— WORK ITEM —
Nothing may be added, dropped, or altered; restate the listing word for word.

— PROVIDED RECORDS —

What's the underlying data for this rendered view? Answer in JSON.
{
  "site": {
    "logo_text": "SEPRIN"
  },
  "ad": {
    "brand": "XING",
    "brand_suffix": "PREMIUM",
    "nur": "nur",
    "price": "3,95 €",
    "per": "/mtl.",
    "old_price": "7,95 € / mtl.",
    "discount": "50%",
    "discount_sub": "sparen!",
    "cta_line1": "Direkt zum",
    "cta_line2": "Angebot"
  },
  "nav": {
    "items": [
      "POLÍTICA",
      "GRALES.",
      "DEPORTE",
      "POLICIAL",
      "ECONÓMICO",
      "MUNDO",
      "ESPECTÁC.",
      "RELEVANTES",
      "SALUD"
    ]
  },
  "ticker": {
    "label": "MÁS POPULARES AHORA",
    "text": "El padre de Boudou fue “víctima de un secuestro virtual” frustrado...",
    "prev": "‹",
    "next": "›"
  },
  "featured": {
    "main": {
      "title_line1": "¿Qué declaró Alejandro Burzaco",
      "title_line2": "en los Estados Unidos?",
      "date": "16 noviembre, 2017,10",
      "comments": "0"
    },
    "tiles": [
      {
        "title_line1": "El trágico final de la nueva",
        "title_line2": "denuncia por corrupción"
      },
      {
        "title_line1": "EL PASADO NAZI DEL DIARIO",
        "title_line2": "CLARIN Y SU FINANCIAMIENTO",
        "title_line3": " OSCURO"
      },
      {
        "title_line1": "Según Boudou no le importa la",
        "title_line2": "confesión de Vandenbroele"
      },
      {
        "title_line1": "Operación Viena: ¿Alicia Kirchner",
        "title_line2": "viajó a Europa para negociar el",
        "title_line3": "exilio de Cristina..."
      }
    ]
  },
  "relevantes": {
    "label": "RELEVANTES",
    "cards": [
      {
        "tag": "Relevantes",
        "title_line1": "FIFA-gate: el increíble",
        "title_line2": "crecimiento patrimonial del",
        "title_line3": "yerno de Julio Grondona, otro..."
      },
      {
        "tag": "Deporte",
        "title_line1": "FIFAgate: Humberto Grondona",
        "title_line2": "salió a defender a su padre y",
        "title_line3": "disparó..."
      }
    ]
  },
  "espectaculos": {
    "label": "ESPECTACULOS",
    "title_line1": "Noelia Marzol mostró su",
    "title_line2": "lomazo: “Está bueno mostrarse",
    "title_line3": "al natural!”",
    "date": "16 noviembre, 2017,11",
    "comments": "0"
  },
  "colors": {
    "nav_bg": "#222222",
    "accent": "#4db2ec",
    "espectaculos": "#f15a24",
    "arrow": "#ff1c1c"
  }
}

— RESPONSE TO THIS EXERCISE —
What's the underlying data for this rendered view? Answer in JSON.
{
  "site": {
    "logo_text": "SEPRIN"
  },
  "ad": {
    "brand": "XING",
    "brand_suffix": "PREMIUM",
    "nur": "nur",
    "price": "3,95 €",
    "per": "/mtl.",
    "old_price": "7,95 € / mtl.",
    "discount": "50%",
    "discount_sub": "sparen!",
    "cta_line1": "Direkt zum",
    "cta_line2": "Angebot"
  },
  "nav": {
    "items": [
      "POLÍTICA",
      "GRALES.",
      "DEPORTE",
      "POLICIAL",
      "ECONÓMICO",
      "MUNDO",
      "ESPECTÁC.",
      "RELEVANTES",
      "SALUD"
    ]
  },
  "ticker": {
    "label": "MÁS POPULARES AHORA",
    "text": "El padre de Boudou fue “víctima de un secuestro virtual” frustrado...",
    "prev": "‹",
    "next": "›"
  },
  "featured": {
    "main": {
      "title_line1": "¿Qué declaró Alejandro Burzaco",
      "title_line2": "en los Estados Unidos?",
      "date": "16 noviembre, 2017,10",
      "comments": "0"
    },
    "tiles": [
      {
        "title_line1": "El trágico final de la nueva",
        "title_line2": "denuncia por corrupción"
      },
      {
        "title_line1": "EL PASADO NAZI DEL DIARIO",
        "title_line2": "CLARIN Y SU FINANCIAMIENTO",
        "title_line3": " OSCURO"
      },
      {
        "title_line1": "Según Boudou no le importa la",
        "title_line2": "confesión de Vandenbroele"
      },
      {
        "title_line1": "Operación Viena: ¿Alicia Kirchner",
        "title_line2": "viajó a Europa para negociar el",
        "title_line3": "exilio de Cristina..."
      }
    ]
  },
  "relevantes": {
    "label": "RELEVANTES",
    "cards": [
      {
        "tag": "Relevantes",
        "title_line1": "FIFA-gate: el increíble",
        "title_line2": "crecimiento patrimonial del",
        "title_line3": "yerno de Julio Grondona, otro..."
      },
      {
        "tag": "Deporte",
        "title_line1": "FIFAgate: Humberto Grondona",
        "title_line2": "salió a defender a su padre y",
        "title_line3": "disparó..."
      }
    ]
  },
  "espectaculos": {
    "label": "ESPECTACULOS",
    "title_line1": "Noelia Marzol mostró su",
    "title_line2": "lomazo: “Está bueno mostrarse",
    "title_line3": "al natural!”",
    "date": "16 noviembre, 2017,11",
    "comments": "0"
  },
  "colors": {
    "nav_bg": "#222222",
    "accent": "#4db2ec",
    "espectaculos": "#f15a24",
    "arrow": "#ff1c1c"
  }
}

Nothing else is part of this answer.